Hard CV skills include computer literacy (e.g. being proficient in Oracle Payroll or Excel), financial expertise, and math. On the other hand, soft skills may include excellent communication, organization, motivation, and intrapersonal skills. Get the balance right and include a sprinkling of each of these. Take a look at our resume sample for an example:
- Payroll Processing
- Data Entry and Analysis
- Strong Attention to Detail
- Excellent Communication Skills
- Problem Solving Skills
Payroll specialist resume education example
You may not need a degree to become a payroll specialist. As a minimum requirement, you will need to have completed your General Education Development (GED) certificate. In addition, you may have completed training on specific electronic systems. Use the reverse chronological approach and list your most recent education at the top of the page.

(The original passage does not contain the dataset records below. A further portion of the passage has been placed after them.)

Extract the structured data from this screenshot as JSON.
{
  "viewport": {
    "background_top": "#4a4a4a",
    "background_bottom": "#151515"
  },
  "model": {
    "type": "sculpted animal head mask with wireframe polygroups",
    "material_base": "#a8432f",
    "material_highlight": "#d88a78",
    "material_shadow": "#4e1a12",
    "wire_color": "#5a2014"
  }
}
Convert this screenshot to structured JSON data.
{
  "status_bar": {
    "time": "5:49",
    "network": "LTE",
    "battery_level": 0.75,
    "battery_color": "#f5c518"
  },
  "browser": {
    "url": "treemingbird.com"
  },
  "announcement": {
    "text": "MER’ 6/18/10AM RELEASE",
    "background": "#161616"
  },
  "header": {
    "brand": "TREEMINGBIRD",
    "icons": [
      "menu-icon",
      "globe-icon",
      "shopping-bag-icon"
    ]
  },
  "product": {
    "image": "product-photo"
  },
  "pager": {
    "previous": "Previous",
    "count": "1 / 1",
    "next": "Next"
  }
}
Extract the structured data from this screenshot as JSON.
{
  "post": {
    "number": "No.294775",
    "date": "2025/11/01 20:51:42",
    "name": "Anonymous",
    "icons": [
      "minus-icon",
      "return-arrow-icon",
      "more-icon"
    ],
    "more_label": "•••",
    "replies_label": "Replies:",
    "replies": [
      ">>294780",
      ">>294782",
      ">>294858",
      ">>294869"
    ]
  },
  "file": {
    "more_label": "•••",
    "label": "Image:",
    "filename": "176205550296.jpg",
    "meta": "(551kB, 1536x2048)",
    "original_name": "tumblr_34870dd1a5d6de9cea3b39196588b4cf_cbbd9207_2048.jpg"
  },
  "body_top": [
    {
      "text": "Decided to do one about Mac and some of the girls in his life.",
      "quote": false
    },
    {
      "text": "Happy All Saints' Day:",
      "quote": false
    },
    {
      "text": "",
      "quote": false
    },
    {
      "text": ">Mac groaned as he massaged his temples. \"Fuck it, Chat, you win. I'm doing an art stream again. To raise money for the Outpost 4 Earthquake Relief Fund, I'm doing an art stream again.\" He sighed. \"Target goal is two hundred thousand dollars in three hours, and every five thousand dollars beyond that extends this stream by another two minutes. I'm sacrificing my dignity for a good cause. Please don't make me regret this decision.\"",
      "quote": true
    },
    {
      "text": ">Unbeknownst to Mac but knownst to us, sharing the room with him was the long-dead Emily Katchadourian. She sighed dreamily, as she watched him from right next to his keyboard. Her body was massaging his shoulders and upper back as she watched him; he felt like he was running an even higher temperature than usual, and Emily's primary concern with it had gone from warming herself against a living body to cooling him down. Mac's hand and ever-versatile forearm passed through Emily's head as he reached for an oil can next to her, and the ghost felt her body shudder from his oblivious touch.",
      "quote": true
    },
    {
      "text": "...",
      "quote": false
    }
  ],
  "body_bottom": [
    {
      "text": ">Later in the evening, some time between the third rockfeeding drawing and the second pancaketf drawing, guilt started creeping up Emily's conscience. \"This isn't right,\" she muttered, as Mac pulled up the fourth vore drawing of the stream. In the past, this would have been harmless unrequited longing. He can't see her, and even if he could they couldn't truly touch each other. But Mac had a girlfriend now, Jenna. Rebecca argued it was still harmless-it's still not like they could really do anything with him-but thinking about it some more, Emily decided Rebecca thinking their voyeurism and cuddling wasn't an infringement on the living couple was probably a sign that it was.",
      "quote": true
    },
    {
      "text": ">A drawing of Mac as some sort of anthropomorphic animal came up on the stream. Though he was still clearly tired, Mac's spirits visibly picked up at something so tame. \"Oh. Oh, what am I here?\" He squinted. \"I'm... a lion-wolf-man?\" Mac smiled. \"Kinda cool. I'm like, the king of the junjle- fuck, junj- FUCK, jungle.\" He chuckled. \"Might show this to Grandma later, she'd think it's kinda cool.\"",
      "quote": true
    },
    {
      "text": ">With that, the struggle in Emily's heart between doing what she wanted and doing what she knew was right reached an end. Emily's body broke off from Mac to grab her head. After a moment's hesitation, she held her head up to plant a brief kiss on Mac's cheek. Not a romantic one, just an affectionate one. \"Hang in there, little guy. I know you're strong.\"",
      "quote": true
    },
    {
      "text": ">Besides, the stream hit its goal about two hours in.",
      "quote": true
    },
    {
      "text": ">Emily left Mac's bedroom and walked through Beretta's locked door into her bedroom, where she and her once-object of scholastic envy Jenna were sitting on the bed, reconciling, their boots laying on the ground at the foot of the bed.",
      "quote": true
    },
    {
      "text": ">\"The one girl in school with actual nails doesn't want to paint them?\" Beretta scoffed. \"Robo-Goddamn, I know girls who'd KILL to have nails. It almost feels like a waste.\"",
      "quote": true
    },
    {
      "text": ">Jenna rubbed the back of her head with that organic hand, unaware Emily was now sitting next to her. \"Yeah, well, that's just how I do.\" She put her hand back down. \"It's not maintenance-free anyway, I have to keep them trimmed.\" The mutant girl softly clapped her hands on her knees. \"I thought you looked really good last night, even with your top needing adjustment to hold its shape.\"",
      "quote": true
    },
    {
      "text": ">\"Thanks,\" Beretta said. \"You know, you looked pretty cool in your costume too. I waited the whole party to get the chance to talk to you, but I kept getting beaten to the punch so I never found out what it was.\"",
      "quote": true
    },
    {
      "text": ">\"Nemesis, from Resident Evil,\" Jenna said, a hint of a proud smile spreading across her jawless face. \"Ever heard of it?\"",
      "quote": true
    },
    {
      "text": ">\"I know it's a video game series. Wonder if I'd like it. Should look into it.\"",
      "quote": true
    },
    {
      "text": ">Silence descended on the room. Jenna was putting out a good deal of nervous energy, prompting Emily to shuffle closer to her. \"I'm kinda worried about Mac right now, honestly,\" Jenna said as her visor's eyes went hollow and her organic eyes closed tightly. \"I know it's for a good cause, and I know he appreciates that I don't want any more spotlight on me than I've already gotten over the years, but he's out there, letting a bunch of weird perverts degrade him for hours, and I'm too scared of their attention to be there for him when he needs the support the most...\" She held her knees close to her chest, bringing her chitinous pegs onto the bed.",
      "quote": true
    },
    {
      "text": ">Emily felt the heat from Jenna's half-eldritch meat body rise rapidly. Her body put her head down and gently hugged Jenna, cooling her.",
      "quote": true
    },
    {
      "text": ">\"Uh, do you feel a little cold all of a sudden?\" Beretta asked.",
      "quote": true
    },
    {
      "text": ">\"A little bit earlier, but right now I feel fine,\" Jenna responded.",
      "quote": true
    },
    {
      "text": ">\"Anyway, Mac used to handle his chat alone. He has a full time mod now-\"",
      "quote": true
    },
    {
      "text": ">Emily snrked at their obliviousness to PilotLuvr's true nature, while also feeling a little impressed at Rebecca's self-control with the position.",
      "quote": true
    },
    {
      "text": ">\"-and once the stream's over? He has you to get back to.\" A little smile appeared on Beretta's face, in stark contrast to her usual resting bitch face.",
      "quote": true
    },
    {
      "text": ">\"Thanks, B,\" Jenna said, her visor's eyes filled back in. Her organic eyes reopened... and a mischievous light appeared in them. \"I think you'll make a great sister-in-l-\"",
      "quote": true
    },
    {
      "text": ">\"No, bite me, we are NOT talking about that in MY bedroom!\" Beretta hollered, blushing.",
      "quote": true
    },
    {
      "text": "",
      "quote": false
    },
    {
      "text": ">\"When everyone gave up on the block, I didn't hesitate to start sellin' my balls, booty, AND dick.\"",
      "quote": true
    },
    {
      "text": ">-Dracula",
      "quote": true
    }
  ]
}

Beneath the qualification title, institute name, and years of completion, you can afford to add some detail. If you learned about a specific piece of software during your education, for example, you may want to highlight that. Employers are looking for candidates with expertise in specific programs. If you tick that box, don’t forget to shout about it.
Bachelor of Science in Accounting , Manhattan College, New York
September 2010 - May 2014
Resume layout and design: first impressions
The age-old saying goes: You never get a second chance to make the right first impression. Hiring managers spend an average of seven seconds reviewing each resume. Choosing the right layout for your payroll specialist resume will help you catch their eye. Check out the following guidelines to get your application looking spick and span.
- Stick to a one-page resume
- Leave plenty of white space
- Use a field-tested template
- Try to cram in loads of information
- Use a complicated layout
- Include fancy graphics or imagery
- Your payroll specialist resume needs to be easy to read and jargon-free.
- Include a mix of both hard and soft skills to win over hiring managers.
- Pepper your resume with keywords to get past the ATS software.
- Take the hassle out of creating your resume by using a tried and tested template.